Results of Assessment
2003-2004 (submitted 05/20/04)
The program continues to suffer in maintaining continuity for its assessment plan because of an unfortunate succession of secretaries. Nonetheless, we have achieved the goals specified in the Fall. We collected and analyzed significantly more papers than Fall 2003. We assisted the secretary in collecting data from core and cross-listed courses. We completed the outcomes grid for Senior Seminar. And we met and are completing the 2003-2004 data May, 2004.
- Samples of student writing from two core courses;
- Papers from two cross-listed courses.
Analysis of the Data:
A committee, consisting of Diane Krantz, Maria Parrilla de Kokal, and Sandra Powell, met in May of 2004 to analyze the data collected. We had papers from Introduction to Women’s Studies, the Senior Seminar, Psychology of Diversity, and Perspectives in Women’s Literature . The essay of our graduating senior provided good data concerning the program.
- Sample self analyses from Introduction to Women’s Studies, WS 2050, reveal some increase in awareness of social, global, and work place issues relating to women and of the exploitation of women’s sexuality in different circumstances. The nature of the assignment collected precluded its meeting other goals. The papers thus met program assessment goal 1.
- The paper from a single student who did the Senior Seminar, WS 4900, demonstrated the ability of the student to focus on a topic (in this case the program as a whole), thereby meeting goal 4 for program assessment.
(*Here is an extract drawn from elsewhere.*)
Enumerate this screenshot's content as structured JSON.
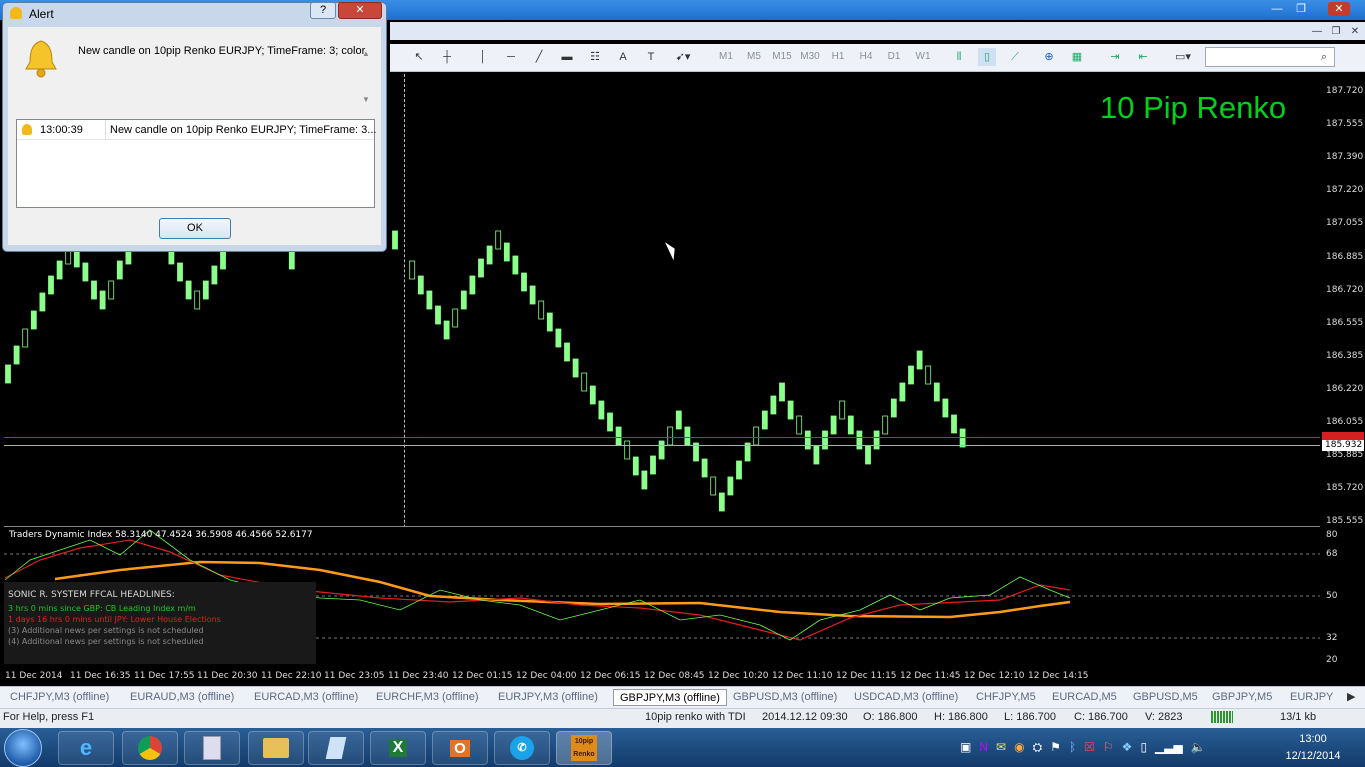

The student attests to being stimulated to think critically as well as to achieving a new world-view. She found 2050 excellent preparation, in its rigor, for other Women Studies courses. Feminist theories was thought-provoking and provided in-depth analyses of feminisms. Her research methodologies course provided a forum for deep, insightful discussions of women’s issues. A weakness in the essay was the lack of concrete examples of what she had learned. Again the student praised the faculty.
- Essays from Psychology of Diversity students showed their ability to focus successfully on one aspect of a character in the conflict situations they analyzed. That focus showed recognition of women’s diversity according to one criteria. The weakness in the papers was that students seemed unable to see past one aspect of diversity most salient to them in order to appreciate that the women studied belonged to multiple minority and/or oppressed groups.
- We assessed two different assignments for Perspectives in Women’s Literature, Engl 2710. Daily literary journals show students’ ability to analyze various pieces of literature from a gender perspective. Students recognize different types of oppression and silencing as well as self-fulfillment and achievement in differing time periods and geographic locales.
Student essays required an in-depth analysis of literature and/or a film dealing with women’s oppression. Papers varied in how well students wrote, but most students produced focused and coherent essays that used evidence from the text to support their analyses. The majority were also able to connect ideas and concepts about oppression and patriarchy as these played out in the pieces analyzed. As a whole the two assignments showed that students succeeded in attaining goals specified as 4, 5, and 6.
Program changes to be implemented in 2004-2005 are as follows:
- Remind faculty early of the stated goals of the different courses they are teaching and the types of assessment expected for those courses.
- Call for sample papers several times each semester.
- Involve additional faculty in the assessment process.